▶ **TRY IT**
The answer must be an exact copy of every entry, with no pictures in it.

┄┄┄┄┄┄

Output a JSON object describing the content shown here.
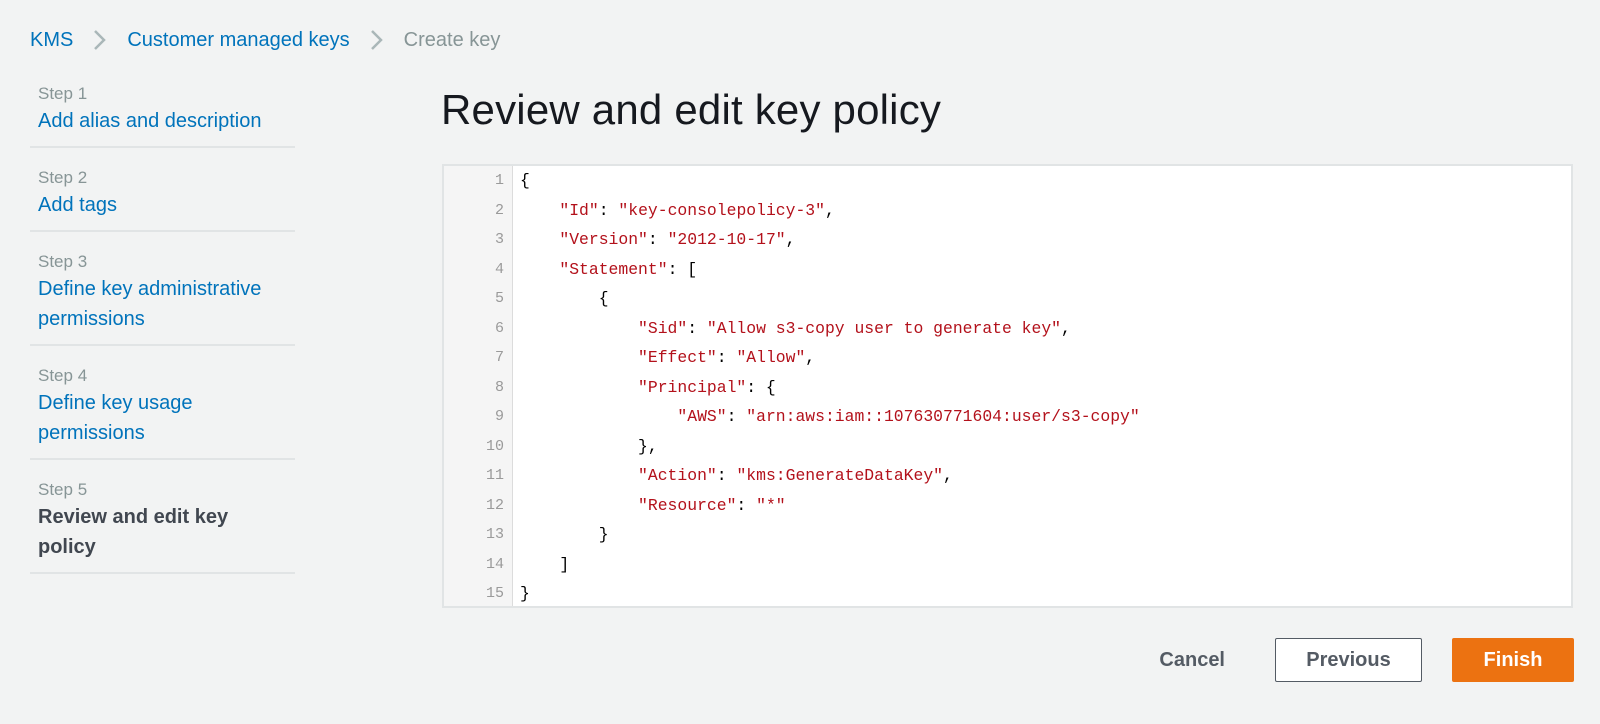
{
  "breadcrumb": {
    "items": [
      {
        "label": "KMS"
      },
      {
        "label": "Customer managed keys"
      }
    ],
    "current": "Create key"
  },
  "steps": [
    {
      "step": "Step 1",
      "title": "Add alias and description",
      "active": false
    },
    {
      "step": "Step 2",
      "title": "Add tags",
      "active": false
    },
    {
      "step": "Step 3",
      "title": "Define key administrative permissions",
      "active": false
    },
    {
      "step": "Step 4",
      "title": "Define key usage permissions",
      "active": false
    },
    {
      "step": "Step 5",
      "title": "Review and edit key policy",
      "active": true
    }
  ],
  "page_title": "Review and edit key policy",
  "editor": {
    "lines": [
      {
        "n": "1",
        "tokens": [
          {
            "t": "{",
            "k": "punc"
          }
        ]
      },
      {
        "n": "2",
        "tokens": [
          {
            "t": "    ",
            "k": "punc"
          },
          {
            "t": "\"Id\"",
            "k": "str"
          },
          {
            "t": ": ",
            "k": "punc"
          },
          {
            "t": "\"key-consolepolicy-3\"",
            "k": "str"
          },
          {
            "t": ",",
            "k": "punc"
          }
        ]
      },
      {
        "n": "3",
        "tokens": [
          {
            "t": "    ",
            "k": "punc"
          },
          {
            "t": "\"Version\"",
            "k": "str"
          },
          {
            "t": ": ",
            "k": "punc"
          },
          {
            "t": "\"2012-10-17\"",
            "k": "str"
          },
          {
            "t": ",",
            "k": "punc"
          }
        ]
      },
      {
        "n": "4",
        "tokens": [
          {
            "t": "    ",
            "k": "punc"
          },
          {
            "t": "\"Statement\"",
            "k": "str"
          },
          {
            "t": ": [",
            "k": "punc"
          }
        ]
      },
      {
        "n": "5",
        "tokens": [
          {
            "t": "        {",
            "k": "punc"
          }
        ]
      },
      {
        "n": "6",
        "tokens": [
          {
            "t": "            ",
            "k": "punc"
          },
          {
            "t": "\"Sid\"",
            "k": "str"
          },
          {
            "t": ": ",
            "k": "punc"
          },
          {
            "t": "\"Allow s3-copy user to generate key\"",
            "k": "str"
          },
          {
            "t": ",",
            "k": "punc"
          }
        ]
      },
      {
        "n": "7",
        "tokens": [
          {
            "t": "            ",
            "k": "punc"
          },
          {
            "t": "\"Effect\"",
            "k": "str"
          },
          {
            "t": ": ",
            "k": "punc"
          },
          {
            "t": "\"Allow\"",
            "k": "str"
          },
          {
            "t": ",",
            "k": "punc"
          }
        ]
      },
      {
        "n": "8",
        "tokens": [
          {
            "t": "            ",
            "k": "punc"
          },
          {
            "t": "\"Principal\"",
            "k": "str"
          },
          {
            "t": ": {",
            "k": "punc"
          }
        ]
      },
      {
        "n": "9",
        "tokens": [
          {
            "t": "                ",
            "k": "punc"
          },
          {
            "t": "\"AWS\"",
            "k": "str"
          },
          {
            "t": ": ",
            "k": "punc"
          },
          {
            "t": "\"arn:aws:iam::107630771604:user/s3-copy\"",
            "k": "str"
          }
        ]
      },
      {
        "n": "10",
        "tokens": [
          {
            "t": "            },",
            "k": "punc"
          }
        ]
      },
      {
        "n": "11",
        "tokens": [
          {
            "t": "            ",
            "k": "punc"
          },
          {
            "t": "\"Action\"",
            "k": "str"
          },
          {
            "t": ": ",
            "k": "punc"
          },
          {
            "t": "\"kms:GenerateDataKey\"",
            "k": "str"
          },
          {
            "t": ",",
            "k": "punc"
          }
        ]
      },
      {
        "n": "12",
        "tokens": [
          {
            "t": "            ",
            "k": "punc"
          },
          {
            "t": "\"Resource\"",
            "k": "str"
          },
          {
            "t": ": ",
            "k": "punc"
          },
          {
            "t": "\"*\"",
            "k": "str"
          }
        ]
      },
      {
        "n": "13",
        "tokens": [
          {
            "t": "        }",
            "k": "punc"
          }
        ]
      },
      {
        "n": "14",
        "tokens": [
          {
            "t": "    ]",
            "k": "punc"
          }
        ]
      },
      {
        "n": "15",
        "tokens": [
          {
            "t": "}",
            "k": "punc"
          }
        ]
      }
    ]
  },
  "actions": {
    "cancel": "Cancel",
    "previous": "Previous",
    "finish": "Finish"
  },
  "colors": {
    "link": "#0073bb",
    "accent": "#ec7211",
    "string": "#b3111b",
    "background": "#f2f3f3"
  }
}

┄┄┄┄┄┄

▶ **SOLUTION TO THE PROBLEM**
Output a JSON object describing the content shown here.
{
  "breadcrumb": {
    "items": [
      {
        "label": "KMS"
      },
      {
        "label": "Customer managed keys"
      }
    ],
    "current": "Create key"
  },
  "steps": [
    {
      "step": "Step 1",
      "title": "Add alias and description",
      "active": false
    },
    {
      "step": "Step 2",
      "title": "Add tags",
      "active": false
    },
    {
      "step": "Step 3",
      "title": "Define key administrative permissions",
      "active": false
    },
    {
      "step": "Step 4",
      "title": "Define key usage permissions",
      "active": false
    },
    {
      "step": "Step 5",
      "title": "Review and edit key policy",
      "active": true
    }
  ],
  "page_title": "Review and edit key policy",
  "editor": {
    "lines": [
      {
        "n": "1",
        "tokens": [
          {
            "t": "{",
            "k": "punc"
          }
        ]
      },
      {
        "n": "2",
        "tokens": [
          {
            "t": "    ",
            "k": "punc"
          },
          {
            "t": "\"Id\"",
            "k": "str"
          },
          {
            "t": ": ",
            "k": "punc"
          },
          {
            "t": "\"key-consolepolicy-3\"",
            "k": "str"
          },
          {
            "t": ",",
            "k": "punc"
          }
        ]
      },
      {
        "n": "3",
        "tokens": [
          {
            "t": "    ",
            "k": "punc"
          },
          {
            "t": "\"Version\"",
            "k": "str"
          },
          {
            "t": ": ",
            "k": "punc"
          },
          {
            "t": "\"2012-10-17\"",
            "k": "str"
          },
          {
            "t": ",",
            "k": "punc"
          }
        ]
      },
      {
        "n": "4",
        "tokens": [
          {
            "t": "    ",
            "k": "punc"
          },
          {
            "t": "\"Statement\"",
            "k": "str"
          },
          {
            "t": ": [",
            "k": "punc"
          }
        ]
      },
      {
        "n": "5",
        "tokens": [
          {
            "t": "        {",
            "k": "punc"
          }
        ]
      },
      {
        "n": "6",
        "tokens": [
          {
            "t": "            ",
            "k": "punc"
          },
          {
            "t": "\"Sid\"",
            "k": "str"
          },
          {
            "t": ": ",
            "k": "punc"
          },
          {
            "t": "\"Allow s3-copy user to generate key\"",
            "k": "str"
          },
          {
            "t": ",",
            "k": "punc"
          }
        ]
      },
      {
        "n": "7",
        "tokens": [
          {
            "t": "            ",
            "k": "punc"
          },
          {
            "t": "\"Effect\"",
            "k": "str"
          },
          {
            "t": ": ",
            "k": "punc"
          },
          {
            "t": "\"Allow\"",
            "k": "str"
          },
          {
            "t": ",",
            "k": "punc"
          }
        ]
      },
      {
        "n": "8",
        "tokens": [
          {
            "t": "            ",
            "k": "punc"
          },
          {
            "t": "\"Principal\"",
            "k": "str"
          },
          {
            "t": ": {",
            "k": "punc"
          }
        ]
      },
      {
        "n": "9",
        "tokens": [
          {
            "t": "                ",
            "k": "punc"
          },
          {
            "t": "\"AWS\"",
            "k": "str"
          },
          {
            "t": ": ",
            "k": "punc"
          },
          {
            "t": "\"arn:aws:iam::107630771604:user/s3-copy\"",
            "k": "str"
          }
        ]
      },
      {
        "n": "10",
        "tokens": [
          {
            "t": "            },",
            "k": "punc"
          }
        ]
      },
      {
        "n": "11",
        "tokens": [
          {
            "t": "            ",
            "k": "punc"
          },
          {
            "t": "\"Action\"",
            "k": "str"
          },
          {
            "t": ": ",
            "k": "punc"
          },
          {
            "t": "\"kms:GenerateDataKey\"",
            "k": "str"
          },
          {
            "t": ",",
            "k": "punc"
          }
        ]
      },
      {
        "n": "12",
        "tokens": [
          {
            "t": "            ",
            "k": "punc"
          },
          {
            "t": "\"Resource\"",
            "k": "str"
          },
          {
            "t": ": ",
            "k": "punc"
          },
          {
            "t": "\"*\"",
            "k": "str"
          }
        ]
      },
      {
        "n": "13",
        "tokens": [
          {
            "t": "        }",
            "k": "punc"
          }
        ]
      },
      {
        "n": "14",
        "tokens": [
          {
            "t": "    ]",
            "k": "punc"
          }
        ]
      },
      {
        "n": "15",
        "tokens": [
          {
            "t": "}",
            "k": "punc"
          }
        ]
      }
    ]
  },
  "actions": {
    "cancel": "Cancel",
    "previous": "Previous",
    "finish": "Finish"
  },
  "colors": {
    "link": "#0073bb",
    "accent": "#ec7211",
    "string": "#b3111b",
    "background": "#f2f3f3"
  }
}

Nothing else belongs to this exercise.